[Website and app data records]
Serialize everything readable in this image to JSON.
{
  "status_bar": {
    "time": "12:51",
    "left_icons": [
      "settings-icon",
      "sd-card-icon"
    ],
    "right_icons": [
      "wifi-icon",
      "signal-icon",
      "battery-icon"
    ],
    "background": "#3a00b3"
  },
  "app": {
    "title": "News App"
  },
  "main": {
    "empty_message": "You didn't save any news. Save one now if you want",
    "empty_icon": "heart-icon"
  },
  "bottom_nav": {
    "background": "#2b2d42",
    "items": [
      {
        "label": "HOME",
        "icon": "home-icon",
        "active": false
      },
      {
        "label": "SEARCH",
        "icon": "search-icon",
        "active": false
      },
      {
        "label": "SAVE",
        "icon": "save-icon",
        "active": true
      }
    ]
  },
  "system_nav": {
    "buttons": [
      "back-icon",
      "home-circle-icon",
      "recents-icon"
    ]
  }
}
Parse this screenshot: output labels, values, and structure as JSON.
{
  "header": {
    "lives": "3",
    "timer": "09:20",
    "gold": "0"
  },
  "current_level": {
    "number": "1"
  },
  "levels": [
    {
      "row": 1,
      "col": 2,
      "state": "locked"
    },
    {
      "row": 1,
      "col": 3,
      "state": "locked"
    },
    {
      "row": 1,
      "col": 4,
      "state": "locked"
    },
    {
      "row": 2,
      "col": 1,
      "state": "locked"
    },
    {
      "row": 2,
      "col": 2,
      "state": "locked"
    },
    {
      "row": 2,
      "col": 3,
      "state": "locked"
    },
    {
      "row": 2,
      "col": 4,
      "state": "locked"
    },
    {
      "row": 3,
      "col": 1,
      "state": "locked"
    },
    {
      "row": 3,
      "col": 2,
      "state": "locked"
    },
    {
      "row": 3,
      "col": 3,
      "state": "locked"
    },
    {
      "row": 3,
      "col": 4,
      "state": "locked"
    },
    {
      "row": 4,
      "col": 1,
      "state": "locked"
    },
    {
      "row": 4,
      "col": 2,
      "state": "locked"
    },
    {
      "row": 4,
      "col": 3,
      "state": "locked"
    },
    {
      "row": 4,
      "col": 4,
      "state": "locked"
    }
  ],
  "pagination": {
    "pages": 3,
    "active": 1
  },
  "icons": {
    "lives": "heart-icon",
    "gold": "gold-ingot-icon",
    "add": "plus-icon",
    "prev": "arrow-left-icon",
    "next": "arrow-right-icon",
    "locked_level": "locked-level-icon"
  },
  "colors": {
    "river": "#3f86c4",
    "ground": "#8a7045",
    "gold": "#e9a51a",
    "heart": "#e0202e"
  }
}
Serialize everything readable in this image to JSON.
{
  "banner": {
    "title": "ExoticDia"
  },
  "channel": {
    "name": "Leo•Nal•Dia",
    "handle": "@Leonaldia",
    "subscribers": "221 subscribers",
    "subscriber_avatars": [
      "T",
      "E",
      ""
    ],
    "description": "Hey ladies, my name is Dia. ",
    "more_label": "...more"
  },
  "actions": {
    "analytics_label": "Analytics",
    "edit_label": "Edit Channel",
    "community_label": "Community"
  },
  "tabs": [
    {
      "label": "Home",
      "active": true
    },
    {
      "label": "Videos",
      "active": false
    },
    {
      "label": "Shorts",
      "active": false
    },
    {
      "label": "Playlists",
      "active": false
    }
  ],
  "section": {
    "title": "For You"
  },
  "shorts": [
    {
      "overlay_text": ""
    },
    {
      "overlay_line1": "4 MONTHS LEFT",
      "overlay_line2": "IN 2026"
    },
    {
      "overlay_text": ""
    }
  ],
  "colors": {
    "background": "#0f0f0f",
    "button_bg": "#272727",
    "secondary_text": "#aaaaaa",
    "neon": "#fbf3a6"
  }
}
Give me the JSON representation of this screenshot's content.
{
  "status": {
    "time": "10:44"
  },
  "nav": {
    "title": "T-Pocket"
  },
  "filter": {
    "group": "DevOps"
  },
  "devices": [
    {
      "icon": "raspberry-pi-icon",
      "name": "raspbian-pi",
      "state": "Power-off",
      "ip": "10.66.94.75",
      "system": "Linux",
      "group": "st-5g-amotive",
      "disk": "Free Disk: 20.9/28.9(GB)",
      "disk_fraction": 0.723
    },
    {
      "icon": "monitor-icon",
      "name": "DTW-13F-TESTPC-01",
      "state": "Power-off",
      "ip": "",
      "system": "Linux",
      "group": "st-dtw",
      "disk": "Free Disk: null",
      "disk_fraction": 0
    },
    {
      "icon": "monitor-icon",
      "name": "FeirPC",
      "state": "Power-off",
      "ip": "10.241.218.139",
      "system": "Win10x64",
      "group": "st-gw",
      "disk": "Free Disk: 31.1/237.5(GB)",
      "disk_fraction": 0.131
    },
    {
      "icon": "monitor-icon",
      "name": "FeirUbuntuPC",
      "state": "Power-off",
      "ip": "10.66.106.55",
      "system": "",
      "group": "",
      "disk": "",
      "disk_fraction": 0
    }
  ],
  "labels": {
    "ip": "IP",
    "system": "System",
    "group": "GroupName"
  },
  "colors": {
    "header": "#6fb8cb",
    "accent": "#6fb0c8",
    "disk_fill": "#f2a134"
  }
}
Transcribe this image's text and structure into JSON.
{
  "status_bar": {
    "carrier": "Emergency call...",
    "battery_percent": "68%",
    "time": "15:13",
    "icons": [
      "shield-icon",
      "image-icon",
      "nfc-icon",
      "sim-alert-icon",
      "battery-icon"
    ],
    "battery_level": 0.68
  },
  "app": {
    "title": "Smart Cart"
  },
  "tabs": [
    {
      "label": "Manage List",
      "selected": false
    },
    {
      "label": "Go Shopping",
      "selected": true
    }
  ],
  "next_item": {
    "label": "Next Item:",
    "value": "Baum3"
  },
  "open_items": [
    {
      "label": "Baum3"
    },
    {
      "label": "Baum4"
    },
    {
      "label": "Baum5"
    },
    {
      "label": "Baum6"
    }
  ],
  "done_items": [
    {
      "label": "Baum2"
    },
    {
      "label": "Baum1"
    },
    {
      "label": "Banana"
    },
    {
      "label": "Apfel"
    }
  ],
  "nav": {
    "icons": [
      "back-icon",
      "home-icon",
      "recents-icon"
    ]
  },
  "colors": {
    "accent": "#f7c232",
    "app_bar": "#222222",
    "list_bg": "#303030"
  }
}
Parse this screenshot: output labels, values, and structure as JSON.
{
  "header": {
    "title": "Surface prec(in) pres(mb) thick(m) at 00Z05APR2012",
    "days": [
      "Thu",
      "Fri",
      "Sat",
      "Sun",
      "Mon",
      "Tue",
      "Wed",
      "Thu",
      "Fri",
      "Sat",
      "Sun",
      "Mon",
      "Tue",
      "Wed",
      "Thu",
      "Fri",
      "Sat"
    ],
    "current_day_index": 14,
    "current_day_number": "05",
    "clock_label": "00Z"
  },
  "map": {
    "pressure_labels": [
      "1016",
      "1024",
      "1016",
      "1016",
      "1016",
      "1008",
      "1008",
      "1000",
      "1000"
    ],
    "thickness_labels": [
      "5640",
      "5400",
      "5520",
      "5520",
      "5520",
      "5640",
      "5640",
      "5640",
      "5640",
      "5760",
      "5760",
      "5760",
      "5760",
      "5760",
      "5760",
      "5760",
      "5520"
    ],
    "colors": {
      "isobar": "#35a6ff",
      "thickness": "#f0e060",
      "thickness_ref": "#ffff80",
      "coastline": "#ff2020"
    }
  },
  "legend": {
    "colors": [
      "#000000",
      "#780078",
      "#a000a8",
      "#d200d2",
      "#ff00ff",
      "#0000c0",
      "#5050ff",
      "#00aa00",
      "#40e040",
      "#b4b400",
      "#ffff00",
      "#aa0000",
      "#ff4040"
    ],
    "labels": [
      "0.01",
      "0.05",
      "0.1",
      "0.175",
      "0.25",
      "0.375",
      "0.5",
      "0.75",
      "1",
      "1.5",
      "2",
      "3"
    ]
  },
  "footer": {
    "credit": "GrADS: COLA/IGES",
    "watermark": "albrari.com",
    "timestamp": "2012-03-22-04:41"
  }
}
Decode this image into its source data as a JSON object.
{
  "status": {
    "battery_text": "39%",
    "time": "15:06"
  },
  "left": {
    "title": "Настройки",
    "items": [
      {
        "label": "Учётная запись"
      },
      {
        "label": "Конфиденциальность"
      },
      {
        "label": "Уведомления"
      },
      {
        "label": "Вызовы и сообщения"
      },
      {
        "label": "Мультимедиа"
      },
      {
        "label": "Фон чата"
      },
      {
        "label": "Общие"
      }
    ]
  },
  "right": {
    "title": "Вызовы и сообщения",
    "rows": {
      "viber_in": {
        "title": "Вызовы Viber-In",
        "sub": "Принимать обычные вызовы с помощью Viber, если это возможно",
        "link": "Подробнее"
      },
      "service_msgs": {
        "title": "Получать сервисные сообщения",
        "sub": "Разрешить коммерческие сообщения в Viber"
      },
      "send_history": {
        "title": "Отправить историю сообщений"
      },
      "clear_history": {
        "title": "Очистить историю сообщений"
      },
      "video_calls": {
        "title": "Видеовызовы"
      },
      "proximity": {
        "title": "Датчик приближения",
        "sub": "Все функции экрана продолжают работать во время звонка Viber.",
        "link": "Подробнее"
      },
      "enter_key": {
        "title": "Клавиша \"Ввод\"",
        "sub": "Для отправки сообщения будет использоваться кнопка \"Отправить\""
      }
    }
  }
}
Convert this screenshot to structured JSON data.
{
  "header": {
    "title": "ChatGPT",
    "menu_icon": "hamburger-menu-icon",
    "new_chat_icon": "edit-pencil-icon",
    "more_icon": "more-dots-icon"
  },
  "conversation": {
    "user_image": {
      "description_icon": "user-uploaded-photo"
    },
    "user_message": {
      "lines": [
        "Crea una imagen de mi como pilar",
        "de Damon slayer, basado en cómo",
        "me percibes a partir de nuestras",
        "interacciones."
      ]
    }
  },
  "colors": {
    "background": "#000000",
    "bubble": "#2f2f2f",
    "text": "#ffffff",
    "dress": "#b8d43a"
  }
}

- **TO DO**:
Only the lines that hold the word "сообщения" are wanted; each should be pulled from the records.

- **SOLUTION TO THIS EXERCISE**:
        "label": "Вызовы и сообщения"
    "title": "Вызовы и сообщения",
        "title": "Получать сервисные сообщения",
        "sub": "Разрешить коммерческие сообщения в Viber"
        "sub": "Для отправки сообщения будет использоваться кнопка \"Отправить\""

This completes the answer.